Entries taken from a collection
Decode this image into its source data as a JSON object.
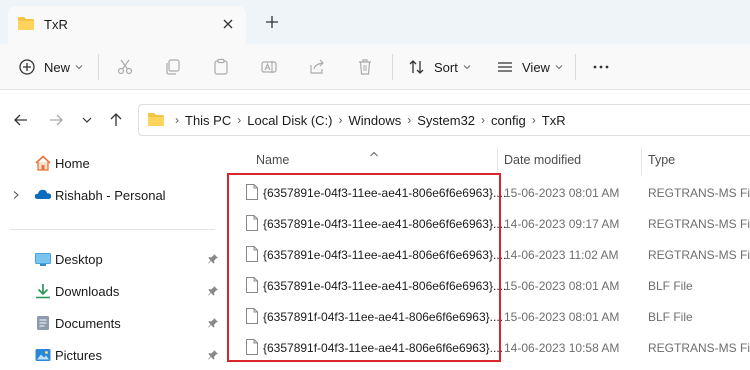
{
  "tab": {
    "title": "TxR",
    "new_tab_symbol": "+"
  },
  "commandbar": {
    "new_label": "New",
    "sort_label": "Sort",
    "view_label": "View",
    "more_label": "···",
    "icons": [
      "plus-circle-icon",
      "cut-icon",
      "copy-icon",
      "paste-icon",
      "rename-icon",
      "share-icon",
      "delete-icon",
      "sort-icon",
      "view-icon",
      "more-icon"
    ]
  },
  "address": {
    "breadcrumbs": [
      "This PC",
      "Local Disk (C:)",
      "Windows",
      "System32",
      "config",
      "TxR"
    ]
  },
  "sidebar": {
    "items": [
      {
        "label": "Home",
        "icon": "home-icon"
      },
      {
        "label": "Rishabh - Personal",
        "icon": "onedrive-icon"
      },
      {
        "label": "Desktop",
        "icon": "desktop-icon"
      },
      {
        "label": "Downloads",
        "icon": "downloads-icon"
      },
      {
        "label": "Documents",
        "icon": "documents-icon"
      },
      {
        "label": "Pictures",
        "icon": "pictures-icon"
      }
    ]
  },
  "filelist": {
    "columns": {
      "name": "Name",
      "date": "Date modified",
      "type": "Type"
    },
    "rows": [
      {
        "name": "{6357891e-04f3-11ee-ae41-806e6f6e6963}....",
        "date": "15-06-2023 08:01 AM",
        "type": "REGTRANS-MS File"
      },
      {
        "name": "{6357891e-04f3-11ee-ae41-806e6f6e6963}....",
        "date": "14-06-2023 09:17 AM",
        "type": "REGTRANS-MS File"
      },
      {
        "name": "{6357891e-04f3-11ee-ae41-806e6f6e6963}....",
        "date": "14-06-2023 11:02 AM",
        "type": "REGTRANS-MS File"
      },
      {
        "name": "{6357891e-04f3-11ee-ae41-806e6f6e6963}....",
        "date": "15-06-2023 08:01 AM",
        "type": "BLF File"
      },
      {
        "name": "{6357891f-04f3-11ee-ae41-806e6f6e6963}....",
        "date": "15-06-2023 08:01 AM",
        "type": "BLF File"
      },
      {
        "name": "{6357891f-04f3-11ee-ae41-806e6f6e6963}....",
        "date": "14-06-2023 10:58 AM",
        "type": "REGTRANS-MS File"
      }
    ]
  },
  "colors": {
    "highlight": "#d9262b",
    "folder": "#f4c542",
    "accent": "#0067c0"
  }
}
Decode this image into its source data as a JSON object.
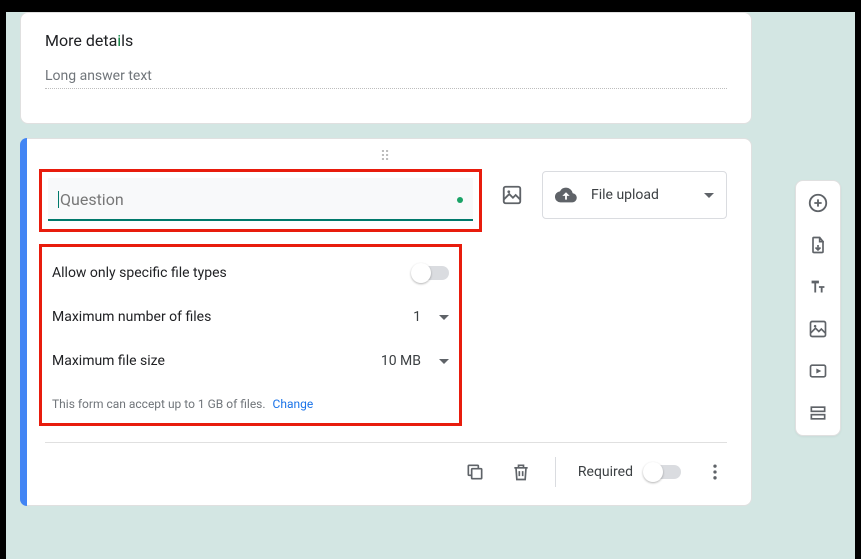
{
  "topCard": {
    "title_prefix": "More deta",
    "title_i": "i",
    "title_suffix": "ls",
    "longAnswerPlaceholder": "Long answer text"
  },
  "question": {
    "placeholder": "Question"
  },
  "typeSelect": {
    "label": "File upload"
  },
  "options": {
    "allowSpecific": {
      "label": "Allow only specific file types"
    },
    "maxFiles": {
      "label": "Maximum number of files",
      "value": "1"
    },
    "maxSize": {
      "label": "Maximum file size",
      "value": "10 MB"
    },
    "hint": "This form can accept up to 1 GB of files.",
    "changeLabel": "Change"
  },
  "footer": {
    "requiredLabel": "Required"
  }
}
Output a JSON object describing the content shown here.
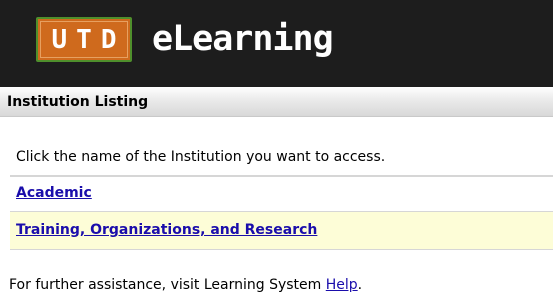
{
  "header": {
    "logo_text": "UTD",
    "brand": "eLearning"
  },
  "institution_listing": {
    "title": "Institution Listing",
    "instruction": "Click the name of the Institution you want to access.",
    "institutions": [
      {
        "label": "Academic"
      },
      {
        "label": "Training, Organizations, and Research"
      }
    ]
  },
  "footer": {
    "text": "For further assistance, visit Learning System ",
    "help_link": "Help",
    "trailing": "."
  },
  "colors": {
    "banner_bg": "#1d1d1d",
    "logo_orange": "#cf6a1d",
    "logo_green": "#4f8f2c",
    "link": "#1a0dab",
    "highlight_row": "#fdfdd7"
  }
}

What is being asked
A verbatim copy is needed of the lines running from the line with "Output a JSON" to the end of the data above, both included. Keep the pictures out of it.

Task response
Output a JSON object describing the content shown here.
{
  "header": {
    "logo_text": "UTD",
    "brand": "eLearning"
  },
  "institution_listing": {
    "title": "Institution Listing",
    "instruction": "Click the name of the Institution you want to access.",
    "institutions": [
      {
        "label": "Academic"
      },
      {
        "label": "Training, Organizations, and Research"
      }
    ]
  },
  "footer": {
    "text": "For further assistance, visit Learning System ",
    "help_link": "Help",
    "trailing": "."
  },
  "colors": {
    "banner_bg": "#1d1d1d",
    "logo_orange": "#cf6a1d",
    "logo_green": "#4f8f2c",
    "link": "#1a0dab",
    "highlight_row": "#fdfdd7"
  }
}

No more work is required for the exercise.